* Supplied records *
┄┄┄┄┄┄┄┄┄┄┄┄┄┄┄┄┄┄┄┄

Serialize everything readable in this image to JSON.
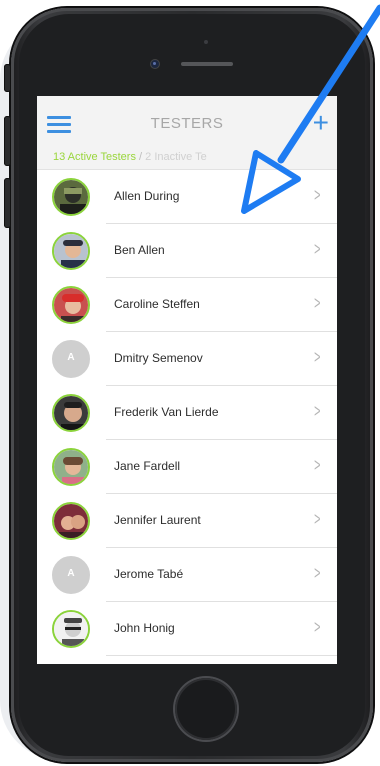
{
  "header": {
    "title": "TESTERS",
    "menu_icon": "hamburger-icon",
    "add_icon": "plus-icon"
  },
  "filter": {
    "active_label": "13 Active Testers",
    "separator": "/",
    "inactive_label": "2 Inactive Te"
  },
  "testers": [
    {
      "name": "Allen During",
      "avatar": "photo",
      "initial": ""
    },
    {
      "name": "Ben Allen",
      "avatar": "photo",
      "initial": ""
    },
    {
      "name": "Caroline Steffen",
      "avatar": "photo",
      "initial": ""
    },
    {
      "name": "Dmitry Semenov",
      "avatar": "initial",
      "initial": "A"
    },
    {
      "name": "Frederik Van Lierde",
      "avatar": "photo",
      "initial": ""
    },
    {
      "name": "Jane Fardell",
      "avatar": "photo",
      "initial": ""
    },
    {
      "name": "Jennifer Laurent",
      "avatar": "photo",
      "initial": ""
    },
    {
      "name": "Jerome Tabé",
      "avatar": "initial",
      "initial": "A"
    },
    {
      "name": "John Honig",
      "avatar": "photo",
      "initial": ""
    }
  ],
  "chevron_glyph": ">",
  "colors": {
    "accent_blue": "#3d8fe0",
    "active_green": "#9ad63c",
    "pointer_blue": "#1e7cf2"
  }
}
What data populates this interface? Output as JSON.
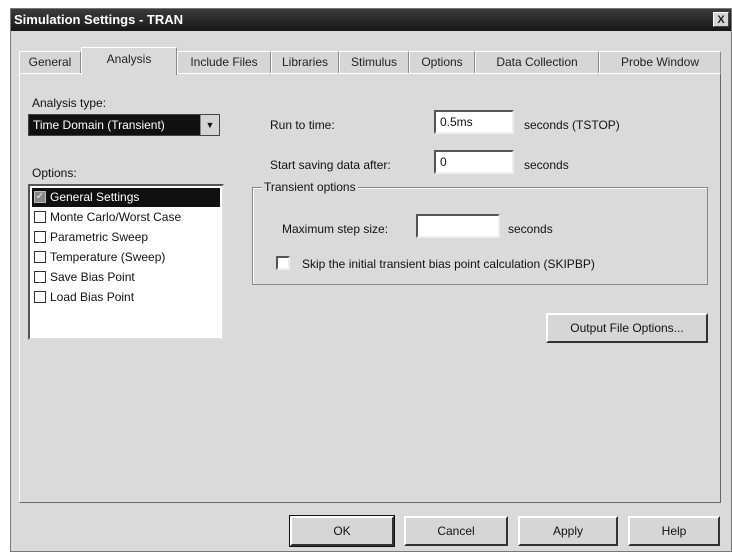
{
  "window": {
    "title": "Simulation Settings - TRAN",
    "close_glyph": "X"
  },
  "tabs": [
    {
      "label": "General"
    },
    {
      "label": "Analysis"
    },
    {
      "label": "Include Files"
    },
    {
      "label": "Libraries"
    },
    {
      "label": "Stimulus"
    },
    {
      "label": "Options"
    },
    {
      "label": "Data Collection"
    },
    {
      "label": "Probe Window"
    }
  ],
  "active_tab": "Analysis",
  "analysis": {
    "type_label": "Analysis type:",
    "type_value": "Time Domain (Transient)",
    "options_label": "Options:",
    "options": [
      {
        "label": "General Settings",
        "checked": true,
        "selected": true
      },
      {
        "label": "Monte Carlo/Worst Case",
        "checked": false
      },
      {
        "label": "Parametric Sweep",
        "checked": false
      },
      {
        "label": "Temperature (Sweep)",
        "checked": false
      },
      {
        "label": "Save Bias Point",
        "checked": false
      },
      {
        "label": "Load Bias Point",
        "checked": false
      }
    ]
  },
  "settings": {
    "run_to_time_label": "Run to time:",
    "run_to_time_value": "0.5ms",
    "run_to_time_unit": "seconds  (TSTOP)",
    "start_saving_label": "Start saving data after:",
    "start_saving_value": "0",
    "start_saving_unit": "seconds",
    "transient_group_label": "Transient options",
    "max_step_label": "Maximum step size:",
    "max_step_value": "",
    "max_step_unit": "seconds",
    "skip_bias_label": "Skip the initial transient bias point calculation  (SKIPBP)",
    "skip_bias_checked": false,
    "output_file_button": "Output File Options..."
  },
  "footer": {
    "ok": "OK",
    "cancel": "Cancel",
    "apply": "Apply",
    "help": "Help"
  }
}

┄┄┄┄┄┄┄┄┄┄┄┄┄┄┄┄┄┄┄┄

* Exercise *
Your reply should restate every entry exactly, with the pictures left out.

* Your solution *
Serialize everything readable in this image to JSON.
{
  "header": {
    "title": "TESTERS",
    "menu_icon": "hamburger-icon",
    "add_icon": "plus-icon"
  },
  "filter": {
    "active_label": "13 Active Testers",
    "separator": "/",
    "inactive_label": "2 Inactive Te"
  },
  "testers": [
    {
      "name": "Allen During",
      "avatar": "photo",
      "initial": ""
    },
    {
      "name": "Ben Allen",
      "avatar": "photo",
      "initial": ""
    },
    {
      "name": "Caroline Steffen",
      "avatar": "photo",
      "initial": ""
    },
    {
      "name": "Dmitry Semenov",
      "avatar": "initial",
      "initial": "A"
    },
    {
      "name": "Frederik Van Lierde",
      "avatar": "photo",
      "initial": ""
    },
    {
      "name": "Jane Fardell",
      "avatar": "photo",
      "initial": ""
    },
    {
      "name": "Jennifer Laurent",
      "avatar": "photo",
      "initial": ""
    },
    {
      "name": "Jerome Tabé",
      "avatar": "initial",
      "initial": "A"
    },
    {
      "name": "John Honig",
      "avatar": "photo",
      "initial": ""
    }
  ],
  "chevron_glyph": ">",
  "colors": {
    "accent_blue": "#3d8fe0",
    "active_green": "#9ad63c",
    "pointer_blue": "#1e7cf2"
  }
}
What data populates this interface? Output as JSON.
{
  "window": {
    "title": "Simulation Settings - TRAN",
    "close_glyph": "X"
  },
  "tabs": [
    {
      "label": "General"
    },
    {
      "label": "Analysis"
    },
    {
      "label": "Include Files"
    },
    {
      "label": "Libraries"
    },
    {
      "label": "Stimulus"
    },
    {
      "label": "Options"
    },
    {
      "label": "Data Collection"
    },
    {
      "label": "Probe Window"
    }
  ],
  "active_tab": "Analysis",
  "analysis": {
    "type_label": "Analysis type:",
    "type_value": "Time Domain (Transient)",
    "options_label": "Options:",
    "options": [
      {
        "label": "General Settings",
        "checked": true,
        "selected": true
      },
      {
        "label": "Monte Carlo/Worst Case",
        "checked": false
      },
      {
        "label": "Parametric Sweep",
        "checked": false
      },
      {
        "label": "Temperature (Sweep)",
        "checked": false
      },
      {
        "label": "Save Bias Point",
        "checked": false
      },
      {
        "label": "Load Bias Point",
        "checked": false
      }
    ]
  },
  "settings": {
    "run_to_time_label": "Run to time:",
    "run_to_time_value": "0.5ms",
    "run_to_time_unit": "seconds  (TSTOP)",
    "start_saving_label": "Start saving data after:",
    "start_saving_value": "0",
    "start_saving_unit": "seconds",
    "transient_group_label": "Transient options",
    "max_step_label": "Maximum step size:",
    "max_step_value": "",
    "max_step_unit": "seconds",
    "skip_bias_label": "Skip the initial transient bias point calculation  (SKIPBP)",
    "skip_bias_checked": false,
    "output_file_button": "Output File Options..."
  },
  "footer": {
    "ok": "OK",
    "cancel": "Cancel",
    "apply": "Apply",
    "help": "Help"
  }
}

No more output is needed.